Although traditional Japanese housing is becoming less and less common as Japan becomes increasingly westernized since the laboriousness of building a traditional Japanese house compared to a Western style one is expensive, there are still considerable differences between a modern Japanese house and a typical American house. Ivey and I talked about the smallest things we’ve never even noticed that are different, and that inspired me to write a post of the differences and the common courtesies/manners of visiting a house in Japan.

Here’s the view from my window. I live in the country, so most of the houses are traditional style. Go 30 minutes into the city, however, and the housing will be completely different:

Here’s Ivey’s view (looks way cooler to me lol):

1. Shoes

In Japan, no matter what type of house it is, you pretty much always take your shoes off in the 玄関ー genkan (entrance), which is sort of the equivalent to a “foyer” (I guess?). This is so as not to track dirt inside the house. It’s already a mystery to me why Americans enter their houses without taking their shoes off, it would be bothersome to clean up later. 
In general, you take your shoes off at the door and wear socks around the house, except in the bathroom, where you wear separate shoes (because the bathroom floor is dirty, and why would you only wear socks into the bathroom and then bring that dirt into the rest of the house with your socks).

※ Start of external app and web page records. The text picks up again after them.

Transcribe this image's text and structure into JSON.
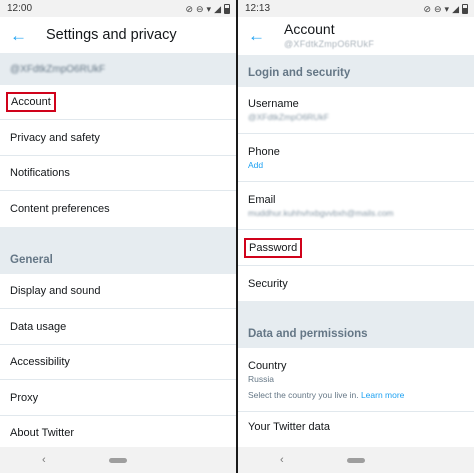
{
  "left": {
    "status": {
      "time": "12:00"
    },
    "title": "Settings and privacy",
    "handle": "@XFdtkZmpO6RUkF",
    "items": [
      "Account",
      "Privacy and safety",
      "Notifications",
      "Content preferences"
    ],
    "general_header": "General",
    "general_items": [
      "Display and sound",
      "Data usage",
      "Accessibility",
      "Proxy",
      "About Twitter"
    ]
  },
  "right": {
    "status": {
      "time": "12:13"
    },
    "title": "Account",
    "handle": "@XFdtkZmpO6RUkF",
    "login_header": "Login and security",
    "username": {
      "label": "Username",
      "value": "@XFdtkZmpO6RUkF"
    },
    "phone": {
      "label": "Phone",
      "action": "Add"
    },
    "email": {
      "label": "Email",
      "value": "muddhur.kuhhvhxbgvvbxh@mails.com"
    },
    "password_label": "Password",
    "security_label": "Security",
    "data_header": "Data and permissions",
    "country": {
      "label": "Country",
      "value": "Russia",
      "desc": "Select the country you live in.",
      "link": "Learn more"
    },
    "twitter_data_label": "Your Twitter data"
  },
  "icons": {
    "back": "←",
    "nav_back": "‹"
  },
  "colors": {
    "accent": "#1da1f2",
    "highlight": "#d0021b",
    "section_bg": "#e6ecf0"
  }
}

2. Bathrooms

“Wait, so is the bathtub in a separate room from the toilet?” -Ivey

Of course they are separated from each other. Even if we live in such a house with wooden floors instead of tatami, our bathtub is usually separated from a toilet. I mean, why do we want to have them in a same place? It’s so inconvenient. You can’t use a toilet while someone else is taking a bath, it’s almost impossible to keep the lid of the toilet from wetting when you’re taking a shower, etc. Somehow hotels usually have Western style bathrooms though. 
There are houses with Western style bathroom as well, (which is called 3点式ユニットバス?) but it’s not popular here, I guess.

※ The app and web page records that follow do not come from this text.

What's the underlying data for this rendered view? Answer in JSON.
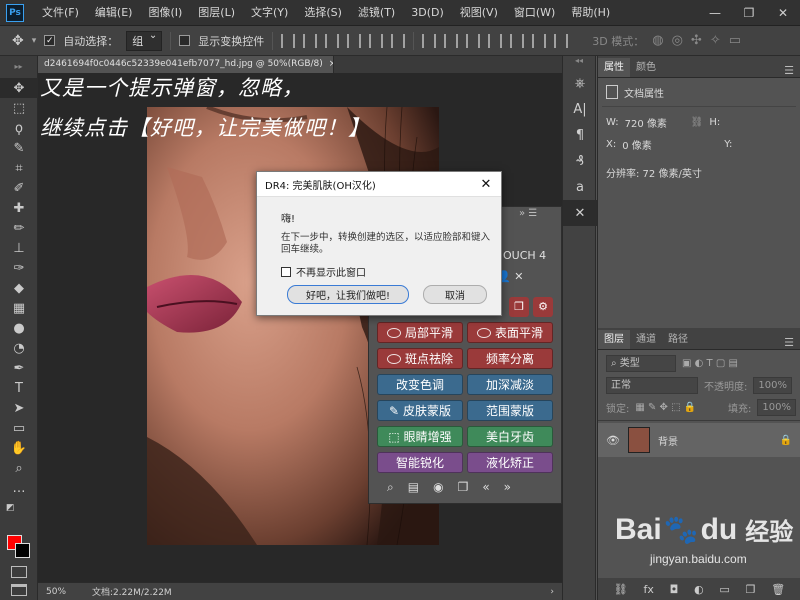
{
  "menubar": {
    "logo": "Ps",
    "items": [
      "文件(F)",
      "编辑(E)",
      "图像(I)",
      "图层(L)",
      "文字(Y)",
      "选择(S)",
      "滤镜(T)",
      "3D(D)",
      "视图(V)",
      "窗口(W)",
      "帮助(H)"
    ],
    "controls": [
      "—",
      "❐",
      "✕"
    ]
  },
  "optbar": {
    "auto_select_label": "自动选择：",
    "auto_select_value": "组",
    "show_transform_label": "显示变换控件",
    "mode_3d_label": "3D 模式："
  },
  "document": {
    "tab_title": "d2461694f0c0446c52339e041efb7077_hd.jpg @ 50%(RGB/8)",
    "tab_close": "×",
    "zoom": "50%",
    "doc_size": "文档:2.22M/2.22M"
  },
  "captions": {
    "line1": "又是一个提示弹窗，忽略，",
    "line2": "继续点击【好吧，让完美做吧！】"
  },
  "dialog": {
    "title": "DR4: 完美肌肤(OH汉化)",
    "greeting": "嗨!",
    "message": "在下一步中，转换创建的选区，以适应脸部和键入回车继续。",
    "checkbox_label": "不再显示此窗口",
    "ok_label": "好吧，让我们做吧!",
    "cancel_label": "取消"
  },
  "dr4_panel": {
    "header_fragment": "OUCH 4",
    "buttons": [
      {
        "label": "局部平滑",
        "color": "red",
        "icon": true
      },
      {
        "label": "表面平滑",
        "color": "red",
        "icon": true
      },
      {
        "label": "斑点祛除",
        "color": "red",
        "icon": true
      },
      {
        "label": "频率分离",
        "color": "red",
        "icon": false
      },
      {
        "label": "改变色调",
        "color": "blue",
        "icon": false
      },
      {
        "label": "加深减淡",
        "color": "blue",
        "icon": false
      },
      {
        "label": "皮肤蒙版",
        "color": "blue",
        "icon": true
      },
      {
        "label": "范围蒙版",
        "color": "blue",
        "icon": false
      },
      {
        "label": "眼睛增强",
        "color": "green",
        "icon": true
      },
      {
        "label": "美白牙齿",
        "color": "green",
        "icon": false
      },
      {
        "label": "智能锐化",
        "color": "purple",
        "icon": false
      },
      {
        "label": "液化矫正",
        "color": "purple",
        "icon": false
      }
    ],
    "footer_icons": [
      "zoom-icon",
      "frame-icon",
      "eye-icon",
      "copy-icon",
      "prev-icon",
      "next-icon"
    ],
    "footer_glyphs": [
      "⌕",
      "▤",
      "◉",
      "❐",
      "«",
      "»"
    ]
  },
  "properties_panel": {
    "tabs": [
      "属性",
      "颜色"
    ],
    "doc_props": "文档属性",
    "w_label": "W:",
    "w_value": "720 像素",
    "h_label": "H:",
    "x_label": "X:",
    "x_value": "0 像素",
    "y_label": "Y:",
    "resolution": "分辨率: 72 像素/英寸"
  },
  "layers_panel": {
    "tabs": [
      "图层",
      "通道",
      "路径"
    ],
    "filter_label": "类型",
    "blend_mode": "正常",
    "opacity_label": "不透明度:",
    "opacity_value": "100%",
    "lock_label": "锁定:",
    "fill_label": "填充:",
    "fill_value": "100%",
    "layer_name": "背景"
  },
  "watermark": {
    "brand": "Bai",
    "brand2": "du",
    "site_cn": "经验",
    "url": "jingyan.baidu.com"
  },
  "colors": {
    "foreground": "#ff0000",
    "background": "#000000",
    "menubar": "#323232",
    "panel": "#535353"
  }
}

This is for men and women.

The controls are for the toilet: the 小 button on the right is for pee, and the 大 button on the left is for…well, you know.
おしり is to clean your butt, やわらか is basically the same thing but weaker, ビデ is like English “bidet”, and 乾燥 is to dry.

This is only for men.
Why do men want to use this? It’s mystery.
You can see the bathroom slippers on the floor. When entering the bathroom we always put on the slippers because the floor is dirty.

My house is kind of old, so I guess it’s rare to have both kinds of those toilets in the house.

3. Doors

I mean, of course we have Western style door, too, but Ivey pointed out how cool the sliding “paper” doors (襖 ー fusuma) are and after taking a picture and looking at it again, it’s beginning to look cool to me too, lol. 


The traditional type flooring is becoming less popular because they have to be replaced often because they get moldy easily, many houses have 畳 (tatami) flooring. Basically, it’s a sort of woven straw mat. Tatami is actually so common that it’s usually a unit of measurement in Japanese houses and apartments (instead of __ square meters, rooms will often be measured as __ tatami mats). They’re pretty soft, I guess like a carpet. However, you never wear shoes on tatami (it would ruin the floor, plus, shoes are very dirty anyhow, as said before).
If you’ve ever wondered why it’s a cultural norm to sit and sleep on the floor, this is why. Often people with tatami floors sleep with a futon (no “bed frame”) and use cushions to sit on instead of chairs (chair would ruin the floor).
Newer Western houses will usually have just one tatami room nowadays, but generally Japanese people feel nostalgia for tatami.
You can see my room has tatami flooring in the picture above.